Web page and app entries:
BEGIN
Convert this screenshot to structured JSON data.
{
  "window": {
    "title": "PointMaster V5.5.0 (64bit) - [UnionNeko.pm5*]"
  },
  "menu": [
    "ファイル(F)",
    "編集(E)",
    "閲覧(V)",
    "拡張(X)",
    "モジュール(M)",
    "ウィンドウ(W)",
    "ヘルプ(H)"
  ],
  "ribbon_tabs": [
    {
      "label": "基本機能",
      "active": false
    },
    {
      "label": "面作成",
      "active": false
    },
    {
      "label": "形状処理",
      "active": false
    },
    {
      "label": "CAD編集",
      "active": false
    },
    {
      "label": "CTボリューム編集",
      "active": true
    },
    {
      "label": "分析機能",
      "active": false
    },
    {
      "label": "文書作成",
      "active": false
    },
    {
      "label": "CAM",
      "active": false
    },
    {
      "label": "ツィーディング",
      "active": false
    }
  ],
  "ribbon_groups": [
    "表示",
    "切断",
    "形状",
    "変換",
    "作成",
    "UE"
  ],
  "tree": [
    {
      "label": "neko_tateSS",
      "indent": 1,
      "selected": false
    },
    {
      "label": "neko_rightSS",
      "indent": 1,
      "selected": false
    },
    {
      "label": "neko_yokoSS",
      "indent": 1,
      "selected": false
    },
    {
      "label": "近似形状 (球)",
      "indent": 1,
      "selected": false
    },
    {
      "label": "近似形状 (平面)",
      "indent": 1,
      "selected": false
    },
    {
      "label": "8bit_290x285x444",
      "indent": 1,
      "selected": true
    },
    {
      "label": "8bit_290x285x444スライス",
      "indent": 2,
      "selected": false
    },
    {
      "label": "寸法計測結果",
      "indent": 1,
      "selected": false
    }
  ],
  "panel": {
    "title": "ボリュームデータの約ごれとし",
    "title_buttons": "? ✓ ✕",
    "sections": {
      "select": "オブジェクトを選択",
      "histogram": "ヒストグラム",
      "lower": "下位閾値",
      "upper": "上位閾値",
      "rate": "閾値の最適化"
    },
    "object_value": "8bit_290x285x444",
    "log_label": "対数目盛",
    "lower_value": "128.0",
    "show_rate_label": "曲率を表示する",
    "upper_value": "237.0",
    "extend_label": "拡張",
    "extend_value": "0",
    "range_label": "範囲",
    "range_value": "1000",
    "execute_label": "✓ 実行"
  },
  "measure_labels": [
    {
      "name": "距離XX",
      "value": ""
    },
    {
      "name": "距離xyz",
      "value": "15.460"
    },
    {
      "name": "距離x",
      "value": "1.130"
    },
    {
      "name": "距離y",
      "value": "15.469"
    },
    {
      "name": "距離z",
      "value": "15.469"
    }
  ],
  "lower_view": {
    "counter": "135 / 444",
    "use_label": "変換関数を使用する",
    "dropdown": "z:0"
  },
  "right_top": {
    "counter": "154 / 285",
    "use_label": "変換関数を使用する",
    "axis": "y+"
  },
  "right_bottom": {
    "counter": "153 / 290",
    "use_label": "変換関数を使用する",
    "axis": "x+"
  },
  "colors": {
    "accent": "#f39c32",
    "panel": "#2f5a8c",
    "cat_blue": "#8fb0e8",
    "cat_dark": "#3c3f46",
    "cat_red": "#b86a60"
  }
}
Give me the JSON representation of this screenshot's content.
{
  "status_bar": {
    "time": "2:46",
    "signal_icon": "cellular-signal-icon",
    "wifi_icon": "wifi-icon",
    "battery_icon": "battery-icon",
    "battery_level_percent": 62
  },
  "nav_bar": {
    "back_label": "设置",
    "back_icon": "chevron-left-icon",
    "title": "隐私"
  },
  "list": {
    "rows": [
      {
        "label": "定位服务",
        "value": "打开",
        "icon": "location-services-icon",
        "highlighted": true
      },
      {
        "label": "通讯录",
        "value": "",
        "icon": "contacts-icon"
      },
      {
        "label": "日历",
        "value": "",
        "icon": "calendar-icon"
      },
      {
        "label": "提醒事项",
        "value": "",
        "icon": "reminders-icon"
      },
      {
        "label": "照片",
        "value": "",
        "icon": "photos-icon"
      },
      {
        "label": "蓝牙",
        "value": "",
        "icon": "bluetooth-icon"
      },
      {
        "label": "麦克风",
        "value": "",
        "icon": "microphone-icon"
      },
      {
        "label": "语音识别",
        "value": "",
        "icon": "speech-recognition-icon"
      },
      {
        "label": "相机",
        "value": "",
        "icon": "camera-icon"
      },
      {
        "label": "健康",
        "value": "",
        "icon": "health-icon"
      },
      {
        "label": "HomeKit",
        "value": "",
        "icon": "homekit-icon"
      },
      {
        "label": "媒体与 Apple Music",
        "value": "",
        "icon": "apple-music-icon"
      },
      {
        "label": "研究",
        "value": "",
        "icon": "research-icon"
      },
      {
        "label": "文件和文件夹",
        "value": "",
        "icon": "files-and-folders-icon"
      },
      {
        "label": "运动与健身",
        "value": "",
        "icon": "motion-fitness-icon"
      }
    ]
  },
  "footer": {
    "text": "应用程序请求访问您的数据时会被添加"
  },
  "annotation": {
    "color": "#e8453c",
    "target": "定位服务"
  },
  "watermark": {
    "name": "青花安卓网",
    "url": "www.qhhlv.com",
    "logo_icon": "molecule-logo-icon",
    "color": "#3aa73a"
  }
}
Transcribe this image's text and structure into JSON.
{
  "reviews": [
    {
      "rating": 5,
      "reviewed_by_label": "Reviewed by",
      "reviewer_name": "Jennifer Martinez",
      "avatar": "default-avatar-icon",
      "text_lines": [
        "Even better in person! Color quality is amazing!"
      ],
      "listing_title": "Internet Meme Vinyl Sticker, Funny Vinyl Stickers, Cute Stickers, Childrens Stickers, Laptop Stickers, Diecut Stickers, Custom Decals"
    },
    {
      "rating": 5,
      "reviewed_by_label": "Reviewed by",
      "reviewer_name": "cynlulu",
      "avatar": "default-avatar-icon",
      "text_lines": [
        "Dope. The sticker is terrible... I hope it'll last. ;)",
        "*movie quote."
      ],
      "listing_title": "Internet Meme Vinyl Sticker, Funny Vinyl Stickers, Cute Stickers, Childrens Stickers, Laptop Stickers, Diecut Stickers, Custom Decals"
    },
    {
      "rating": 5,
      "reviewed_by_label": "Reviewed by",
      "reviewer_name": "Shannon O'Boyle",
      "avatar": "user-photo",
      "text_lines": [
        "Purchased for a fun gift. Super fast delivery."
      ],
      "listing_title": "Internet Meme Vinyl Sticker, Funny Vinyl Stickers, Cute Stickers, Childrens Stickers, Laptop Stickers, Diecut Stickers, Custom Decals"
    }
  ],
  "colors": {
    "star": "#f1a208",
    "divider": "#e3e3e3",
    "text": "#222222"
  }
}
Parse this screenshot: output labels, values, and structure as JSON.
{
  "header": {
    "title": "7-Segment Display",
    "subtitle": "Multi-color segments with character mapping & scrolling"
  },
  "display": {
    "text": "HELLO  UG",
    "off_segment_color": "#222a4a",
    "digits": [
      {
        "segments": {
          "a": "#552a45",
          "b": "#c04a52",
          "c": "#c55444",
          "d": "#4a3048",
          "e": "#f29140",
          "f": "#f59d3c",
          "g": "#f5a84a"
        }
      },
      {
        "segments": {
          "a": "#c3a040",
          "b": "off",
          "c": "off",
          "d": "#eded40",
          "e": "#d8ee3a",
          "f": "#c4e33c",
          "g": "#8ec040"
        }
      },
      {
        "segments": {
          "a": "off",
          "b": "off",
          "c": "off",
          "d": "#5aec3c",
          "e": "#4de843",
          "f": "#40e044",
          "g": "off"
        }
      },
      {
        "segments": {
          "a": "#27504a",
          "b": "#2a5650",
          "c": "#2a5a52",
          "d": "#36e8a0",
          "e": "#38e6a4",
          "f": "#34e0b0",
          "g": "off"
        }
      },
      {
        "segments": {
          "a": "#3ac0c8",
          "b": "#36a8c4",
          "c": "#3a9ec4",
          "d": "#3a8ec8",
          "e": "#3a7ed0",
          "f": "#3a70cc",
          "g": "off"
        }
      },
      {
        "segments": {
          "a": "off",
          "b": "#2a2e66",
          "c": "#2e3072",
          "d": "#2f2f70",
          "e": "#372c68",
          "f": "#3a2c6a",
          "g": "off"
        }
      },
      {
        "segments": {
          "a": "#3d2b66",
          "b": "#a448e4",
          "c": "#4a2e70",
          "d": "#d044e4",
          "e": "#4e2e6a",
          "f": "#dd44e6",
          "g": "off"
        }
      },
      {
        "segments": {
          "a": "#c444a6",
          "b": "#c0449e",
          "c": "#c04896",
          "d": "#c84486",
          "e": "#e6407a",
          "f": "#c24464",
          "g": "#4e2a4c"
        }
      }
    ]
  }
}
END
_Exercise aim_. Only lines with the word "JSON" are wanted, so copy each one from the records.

_Finished task_.
Convert this screenshot to structured JSON data.
Give me the JSON representation of this screenshot's content.
Transcribe this image's text and structure into JSON.
Parse this screenshot: output labels, values, and structure as JSON.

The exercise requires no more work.